=== Section Start ===

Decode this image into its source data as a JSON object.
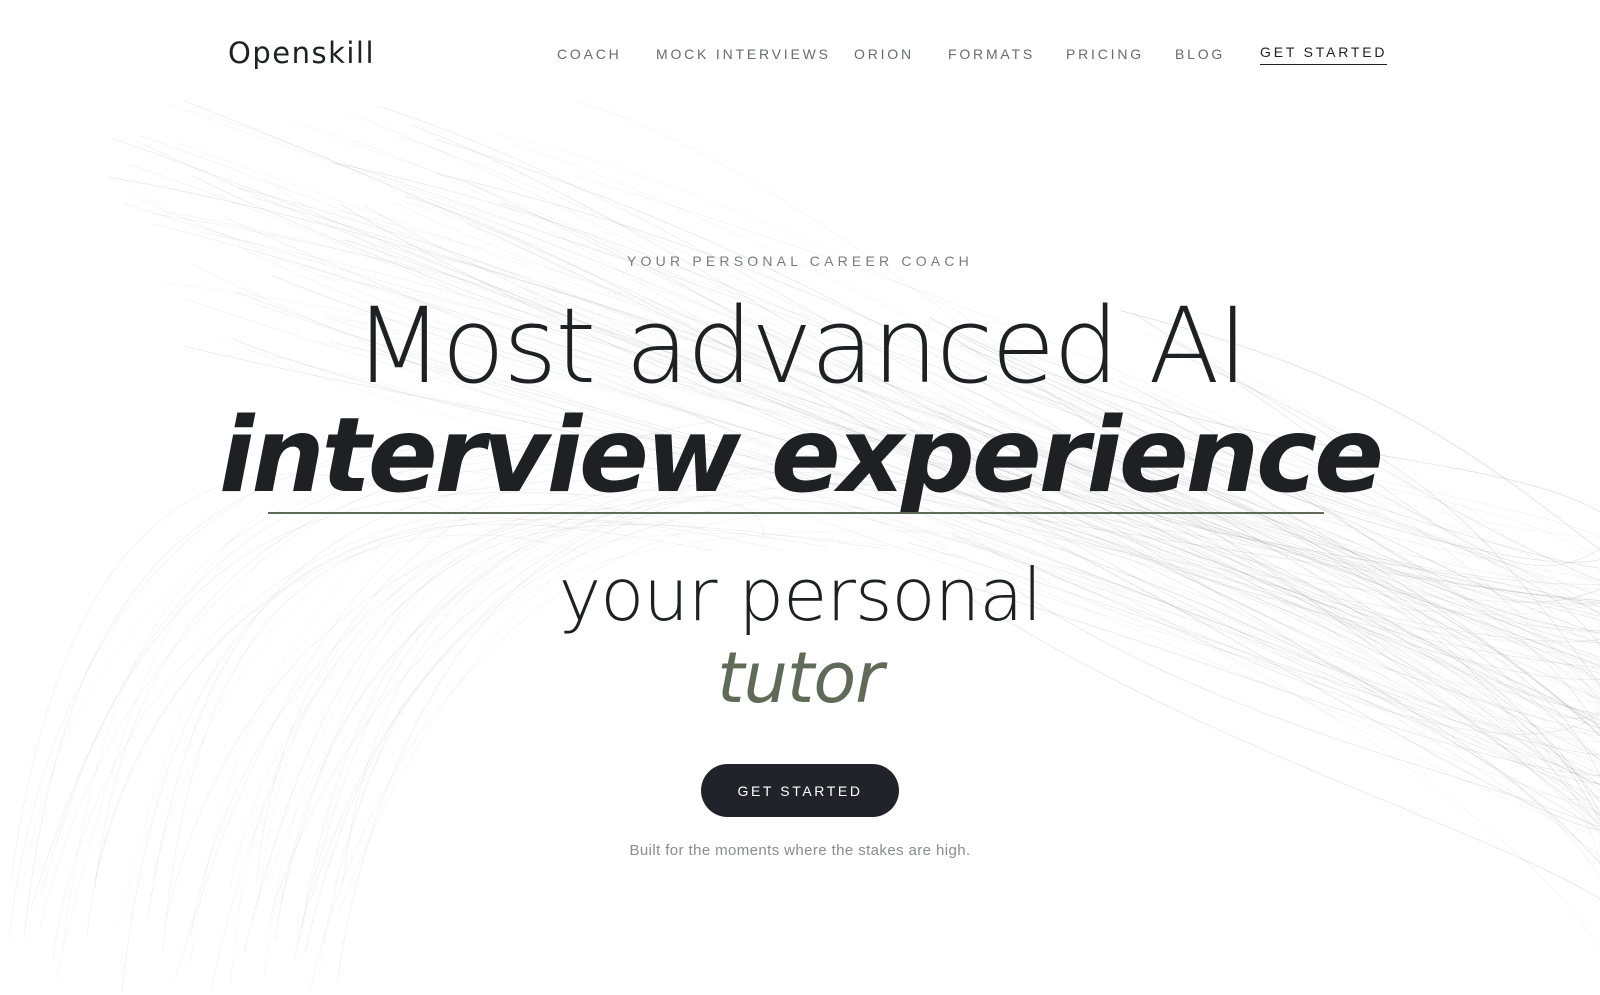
{
  "brand": {
    "logo_text": "Openskill"
  },
  "nav": {
    "items": [
      {
        "label": "COACH"
      },
      {
        "label": "MOCK INTERVIEWS"
      },
      {
        "label": "ORION"
      },
      {
        "label": "FORMATS"
      },
      {
        "label": "PRICING"
      },
      {
        "label": "BLOG"
      }
    ],
    "cta_label": "GET STARTED"
  },
  "hero": {
    "eyebrow": "YOUR PERSONAL CAREER COACH",
    "headline_line1": "Most advanced AI",
    "headline_line2": "interview experience",
    "subheadline_line1": "your personal",
    "subheadline_line2": "tutor",
    "cta_label": "GET STARTED",
    "tagline": "Built for the moments where the stakes are high."
  },
  "colors": {
    "text_primary": "#1f2024",
    "text_muted": "#6a6b70",
    "accent_olive": "#5f6b57",
    "button_bg": "#22232a",
    "background": "#ffffff"
  }
}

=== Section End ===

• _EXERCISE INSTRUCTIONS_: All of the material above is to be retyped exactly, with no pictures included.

• _TASK RESULT_:
Decode this image into its source data as a JSON object.
{
  "brand": {
    "logo_text": "Openskill"
  },
  "nav": {
    "items": [
      {
        "label": "COACH"
      },
      {
        "label": "MOCK INTERVIEWS"
      },
      {
        "label": "ORION"
      },
      {
        "label": "FORMATS"
      },
      {
        "label": "PRICING"
      },
      {
        "label": "BLOG"
      }
    ],
    "cta_label": "GET STARTED"
  },
  "hero": {
    "eyebrow": "YOUR PERSONAL CAREER COACH",
    "headline_line1": "Most advanced AI",
    "headline_line2": "interview experience",
    "subheadline_line1": "your personal",
    "subheadline_line2": "tutor",
    "cta_label": "GET STARTED",
    "tagline": "Built for the moments where the stakes are high."
  },
  "colors": {
    "text_primary": "#1f2024",
    "text_muted": "#6a6b70",
    "accent_olive": "#5f6b57",
    "button_bg": "#22232a",
    "background": "#ffffff"
  }
}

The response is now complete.